    On the issue of sponsored trips, I was once invited to Japan to attend and write about an opera on the subject of the samurai and their (blind) faith. The piece I wrote for The Arts Magazine derided Japanese atrocities of WWII in the name of the Showa Emperor. Needless to say, I wasn’t invited back!

  2. 2 SJ Ong
    February 1, 2010 at 4:27 pm

    Once again, wonderful post. It is nice to know that there’s some amount of thoughtfulness involved in the writing of programme notes (or at least in the MPO’s). It is indeed a delicate act trying to convey enough information without causing information overload or simply insulting the intelligence of the intended audience, and it is a delicate act of balance here.

    Am glad to know you’re not one to be given into less ethical practices, although I cannot help but to wonder how much of a gray area this whole ‘gift-giving’ issue is. On one hand, I laud your standing on remaining impartial and to critique/write as objectively as possible, but on the other hand, it is still essentially part of the business and I wonder if it will jeopardise the relationship between the parties involved if one were to reject on such a basis? (After all, in some cultures, there’s the whole issue of ‘giving face’, and a rejection of one of those ‘gifts’ may be seen as impolite.) Just being curious here.

    Nonetheless good to know that there’s someone out there who’ll still stick to their principles!

  3. 3 Chee Meng
    February 5, 2010 at 5:06 pm

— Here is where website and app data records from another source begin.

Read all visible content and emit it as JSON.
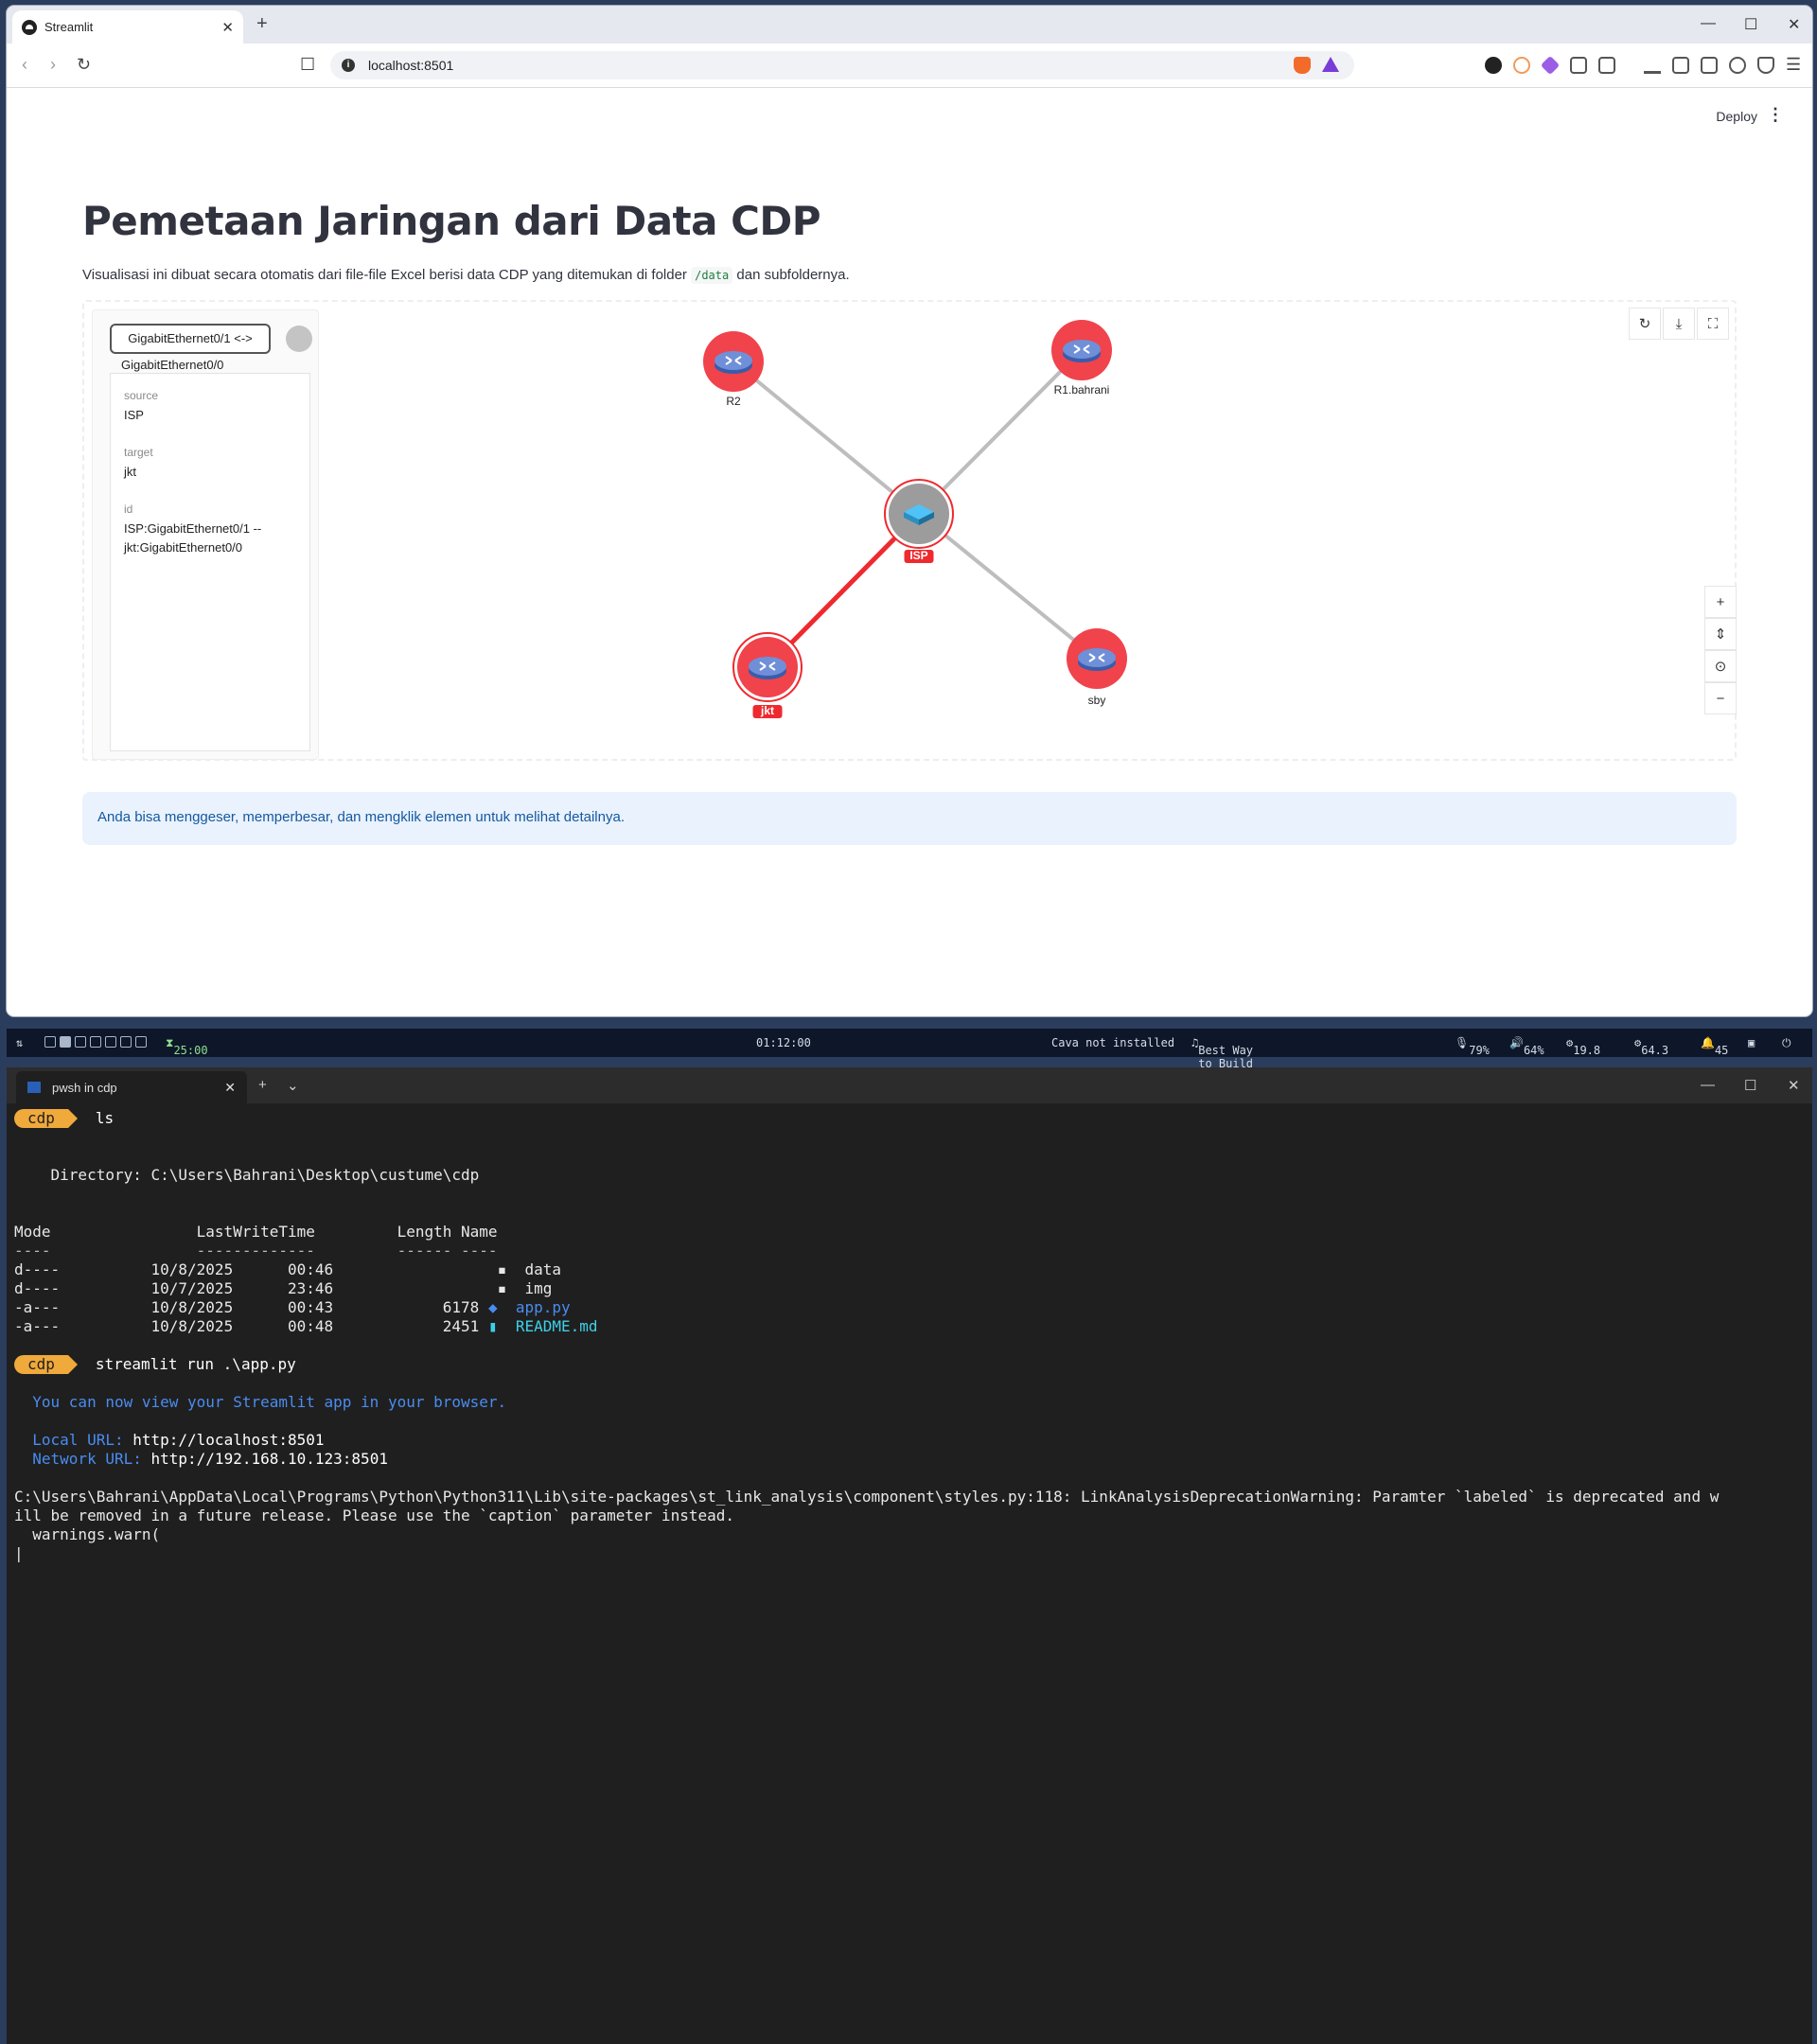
{
  "browser": {
    "tab_title": "Streamlit",
    "url": "localhost:8501"
  },
  "app": {
    "deploy_label": "Deploy",
    "title": "Pemetaan Jaringan dari Data CDP",
    "description_before": "Visualisasi ini dibuat secara otomatis dari file-file Excel berisi data CDP yang ditemukan di folder",
    "description_code": "/data",
    "description_after": "dan subfoldernya.",
    "info_text": "Anda bisa menggeser, memperbesar, dan mengklik elemen untuk melihat detailnya."
  },
  "selection": {
    "edge_label_line1": "GigabitEthernet0/1 <->",
    "edge_label_line2": "GigabitEthernet0/0",
    "props": [
      {
        "key": "source",
        "value": "ISP"
      },
      {
        "key": "target",
        "value": "jkt"
      },
      {
        "key": "id",
        "value": "ISP:GigabitEthernet0/1 --\njkt:GigabitEthernet0/0"
      }
    ]
  },
  "graph": {
    "nodes": [
      {
        "id": "R2",
        "label": "R2",
        "type": "router",
        "selected": false,
        "badge": false
      },
      {
        "id": "R1.bahrani",
        "label": "R1.bahrani",
        "type": "router",
        "selected": false,
        "badge": false
      },
      {
        "id": "ISP",
        "label": "ISP",
        "type": "switch",
        "selected": true,
        "badge": true
      },
      {
        "id": "jkt",
        "label": "jkt",
        "type": "router",
        "selected": true,
        "badge": true
      },
      {
        "id": "sby",
        "label": "sby",
        "type": "router",
        "selected": false,
        "badge": false
      }
    ],
    "edges": [
      {
        "source": "ISP",
        "target": "R2",
        "highlight": false
      },
      {
        "source": "ISP",
        "target": "R1.bahrani",
        "highlight": false
      },
      {
        "source": "ISP",
        "target": "jkt",
        "highlight": true
      },
      {
        "source": "ISP",
        "target": "sby",
        "highlight": false
      }
    ],
    "colors": {
      "router": "#f0434c",
      "switch": "#9c9c9c",
      "edge": "#bdbdbd",
      "highlight": "#ee2a2f"
    }
  },
  "statusbar": {
    "timer": "25:00",
    "clock": "01:12:00",
    "cava": "Cava not installed",
    "music": "Best Way to Build Network Analys...",
    "mic": "79%",
    "volume": "64%",
    "cpu": "19.8",
    "gpu": "64.3",
    "notif": "45"
  },
  "terminal": {
    "tab_title": "pwsh in cdp",
    "prompt_dir": "cdp",
    "cmd1": "ls",
    "directory_line": "    Directory: C:\\Users\\Bahrani\\Desktop\\custume\\cdp",
    "col_mode": "Mode",
    "col_lwt": "LastWriteTime",
    "col_length": "Length",
    "col_name": "Name",
    "files": [
      {
        "mode": "d----",
        "date": "10/8/2025",
        "time": "00:46",
        "length": "",
        "name": "data"
      },
      {
        "mode": "d----",
        "date": "10/7/2025",
        "time": "23:46",
        "length": "",
        "name": "img"
      },
      {
        "mode": "-a---",
        "date": "10/8/2025",
        "time": "00:43",
        "length": "6178",
        "name": "app.py"
      },
      {
        "mode": "-a---",
        "date": "10/8/2025",
        "time": "00:48",
        "length": "2451",
        "name": "README.md"
      }
    ],
    "cmd2": "streamlit run .\\app.py",
    "view_msg": "  You can now view your Streamlit app in your browser.",
    "local_label": "  Local URL: ",
    "local_url": "http://localhost:8501",
    "network_label": "  Network URL: ",
    "network_url": "http://192.168.10.123:8501",
    "warn_line1": "C:\\Users\\Bahrani\\AppData\\Local\\Programs\\Python\\Python311\\Lib\\site-packages\\st_link_analysis\\component\\styles.py:118: LinkAnalysisDeprecationWarning: Paramter `labeled` is deprecated and w",
    "warn_line2": "ill be removed in a future release. Please use the `caption` parameter instead.",
    "warn_line3": "  warnings.warn("
  }
}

    I’ve always loved your notes for MPO, wish you can do it with us at Thailand Phil sometime!

  4. 4 vincent4wang
    February 23, 2010 at 10:59 am

    Thanks a lot for your excellent notes for SSO and MPO concerts, also the insider view of the criticism system.
    One question has been in my mind for long time, how do you select the reference recordings on SSO programme notes?


Leave a Reply

Fill in your details below or click an icon to log in:

WordPress.com Logo

You are commenting using your WordPress.com account. Log Out / Change )

Twitter picture

You are commenting using your Twitter account. Log Out / Change )

Facebook photo

You are commenting using your Facebook account. Log Out / Change )

Google+ photo

You are commenting using your Google+ account. Log Out / Change )

Connecting to %s


%d bloggers like this: